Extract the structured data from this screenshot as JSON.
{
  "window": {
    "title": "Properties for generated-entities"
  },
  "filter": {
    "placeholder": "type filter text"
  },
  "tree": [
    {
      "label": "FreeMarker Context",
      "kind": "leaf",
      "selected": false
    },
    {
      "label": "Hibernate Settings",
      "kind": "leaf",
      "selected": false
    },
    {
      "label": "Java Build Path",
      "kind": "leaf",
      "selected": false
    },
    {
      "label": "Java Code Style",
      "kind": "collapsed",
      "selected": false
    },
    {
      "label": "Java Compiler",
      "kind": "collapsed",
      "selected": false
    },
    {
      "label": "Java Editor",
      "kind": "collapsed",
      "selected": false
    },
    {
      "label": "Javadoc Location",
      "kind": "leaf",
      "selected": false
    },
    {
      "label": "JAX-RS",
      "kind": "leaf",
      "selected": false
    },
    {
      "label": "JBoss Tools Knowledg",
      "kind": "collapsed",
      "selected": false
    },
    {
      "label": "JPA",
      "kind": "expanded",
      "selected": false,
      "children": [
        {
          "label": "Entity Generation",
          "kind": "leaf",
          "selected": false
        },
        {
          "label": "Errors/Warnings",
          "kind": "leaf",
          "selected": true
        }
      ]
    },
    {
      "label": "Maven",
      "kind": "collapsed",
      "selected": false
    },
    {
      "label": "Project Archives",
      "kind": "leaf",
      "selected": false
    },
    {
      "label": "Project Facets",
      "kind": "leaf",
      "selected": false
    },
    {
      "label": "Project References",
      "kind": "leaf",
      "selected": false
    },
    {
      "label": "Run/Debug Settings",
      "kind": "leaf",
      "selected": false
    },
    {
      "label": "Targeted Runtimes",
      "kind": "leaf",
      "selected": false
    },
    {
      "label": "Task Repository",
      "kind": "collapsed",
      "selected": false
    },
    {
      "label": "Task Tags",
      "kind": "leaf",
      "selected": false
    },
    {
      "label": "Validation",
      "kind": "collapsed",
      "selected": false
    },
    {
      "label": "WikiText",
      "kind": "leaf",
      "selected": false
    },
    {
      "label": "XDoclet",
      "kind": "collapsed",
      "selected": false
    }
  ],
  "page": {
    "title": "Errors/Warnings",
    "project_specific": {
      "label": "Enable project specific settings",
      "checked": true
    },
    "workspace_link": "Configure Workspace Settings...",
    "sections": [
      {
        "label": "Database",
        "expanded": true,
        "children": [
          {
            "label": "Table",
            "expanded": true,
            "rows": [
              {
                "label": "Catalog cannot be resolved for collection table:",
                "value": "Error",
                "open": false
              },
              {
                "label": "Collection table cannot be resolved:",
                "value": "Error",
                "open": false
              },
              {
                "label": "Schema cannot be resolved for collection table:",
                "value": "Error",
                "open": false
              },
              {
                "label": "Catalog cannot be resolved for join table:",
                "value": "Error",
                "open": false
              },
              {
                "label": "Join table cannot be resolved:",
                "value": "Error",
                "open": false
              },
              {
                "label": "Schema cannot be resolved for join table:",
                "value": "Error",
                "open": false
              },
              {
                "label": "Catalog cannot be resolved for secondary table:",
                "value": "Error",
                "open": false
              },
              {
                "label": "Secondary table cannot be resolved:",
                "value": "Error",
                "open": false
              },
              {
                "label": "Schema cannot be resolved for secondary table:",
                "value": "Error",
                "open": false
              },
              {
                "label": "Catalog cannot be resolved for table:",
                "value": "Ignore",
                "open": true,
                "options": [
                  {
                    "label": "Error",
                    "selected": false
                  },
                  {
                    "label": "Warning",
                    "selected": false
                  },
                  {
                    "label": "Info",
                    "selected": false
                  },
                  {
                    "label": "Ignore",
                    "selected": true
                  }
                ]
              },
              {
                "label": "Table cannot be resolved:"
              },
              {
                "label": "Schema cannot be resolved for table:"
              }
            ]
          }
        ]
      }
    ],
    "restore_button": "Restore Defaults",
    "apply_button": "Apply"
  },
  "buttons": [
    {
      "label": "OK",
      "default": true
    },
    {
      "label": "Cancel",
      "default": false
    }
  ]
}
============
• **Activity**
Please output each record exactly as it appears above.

• **Output**
Extract the structured data from this screenshot as JSON.
{
  "window": {
    "title": "Properties for generated-entities"
  },
  "filter": {
    "placeholder": "type filter text"
  },
  "tree": [
    {
      "label": "FreeMarker Context",
      "kind": "leaf",
      "selected": false
    },
    {
      "label": "Hibernate Settings",
      "kind": "leaf",
      "selected": false
    },
    {
      "label": "Java Build Path",
      "kind": "leaf",
      "selected": false
    },
    {
      "label": "Java Code Style",
      "kind": "collapsed",
      "selected": false
    },
    {
      "label": "Java Compiler",
      "kind": "collapsed",
      "selected": false
    },
    {
      "label": "Java Editor",
      "kind": "collapsed",
      "selected": false
    },
    {
      "label": "Javadoc Location",
      "kind": "leaf",
      "selected": false
    },
    {
      "label": "JAX-RS",
      "kind": "leaf",
      "selected": false
    },
    {
      "label": "JBoss Tools Knowledg",
      "kind": "collapsed",
      "selected": false
    },
    {
      "label": "JPA",
      "kind": "expanded",
      "selected": false,
      "children": [
        {
          "label": "Entity Generation",
          "kind": "leaf",
          "selected": false
        },
        {
          "label": "Errors/Warnings",
          "kind": "leaf",
          "selected": true
        }
      ]
    },
    {
      "label": "Maven",
      "kind": "collapsed",
      "selected": false
    },
    {
      "label": "Project Archives",
      "kind": "leaf",
      "selected": false
    },
    {
      "label": "Project Facets",
      "kind": "leaf",
      "selected": false
    },
    {
      "label": "Project References",
      "kind": "leaf",
      "selected": false
    },
    {
      "label": "Run/Debug Settings",
      "kind": "leaf",
      "selected": false
    },
    {
      "label": "Targeted Runtimes",
      "kind": "leaf",
      "selected": false
    },
    {
      "label": "Task Repository",
      "kind": "collapsed",
      "selected": false
    },
    {
      "label": "Task Tags",
      "kind": "leaf",
      "selected": false
    },
    {
      "label": "Validation",
      "kind": "collapsed",
      "selected": false
    },
    {
      "label": "WikiText",
      "kind": "leaf",
      "selected": false
    },
    {
      "label": "XDoclet",
      "kind": "collapsed",
      "selected": false
    }
  ],
  "page": {
    "title": "Errors/Warnings",
    "project_specific": {
      "label": "Enable project specific settings",
      "checked": true
    },
    "workspace_link": "Configure Workspace Settings...",
    "sections": [
      {
        "label": "Database",
        "expanded": true,
        "children": [
          {
            "label": "Table",
            "expanded": true,
            "rows": [
              {
                "label": "Catalog cannot be resolved for collection table:",
                "value": "Error",
                "open": false
              },
              {
                "label": "Collection table cannot be resolved:",
                "value": "Error",
                "open": false
              },
              {
                "label": "Schema cannot be resolved for collection table:",
                "value": "Error",
                "open": false
              },
              {
                "label": "Catalog cannot be resolved for join table:",
                "value": "Error",
                "open": false
              },
              {
                "label": "Join table cannot be resolved:",
                "value": "Error",
                "open": false
              },
              {
                "label": "Schema cannot be resolved for join table:",
                "value": "Error",
                "open": false
              },
              {
                "label": "Catalog cannot be resolved for secondary table:",
                "value": "Error",
                "open": false
              },
              {
                "label": "Secondary table cannot be resolved:",
                "value": "Error",
                "open": false
              },
              {
                "label": "Schema cannot be resolved for secondary table:",
                "value": "Error",
                "open": false
              },
              {
                "label": "Catalog cannot be resolved for table:",
                "value": "Ignore",
                "open": true,
                "options": [
                  {
                    "label": "Error",
                    "selected": false
                  },
                  {
                    "label": "Warning",
                    "selected": false
                  },
                  {
                    "label": "Info",
                    "selected": false
                  },
                  {
                    "label": "Ignore",
                    "selected": true
                  }
                ]
              },
              {
                "label": "Table cannot be resolved:"
              },
              {
                "label": "Schema cannot be resolved for table:"
              }
            ]
          }
        ]
      }
    ],
    "restore_button": "Restore Defaults",
    "apply_button": "Apply"
  },
  "buttons": [
    {
      "label": "OK",
      "default": true
    },
    {
      "label": "Cancel",
      "default": false
    }
  ]
}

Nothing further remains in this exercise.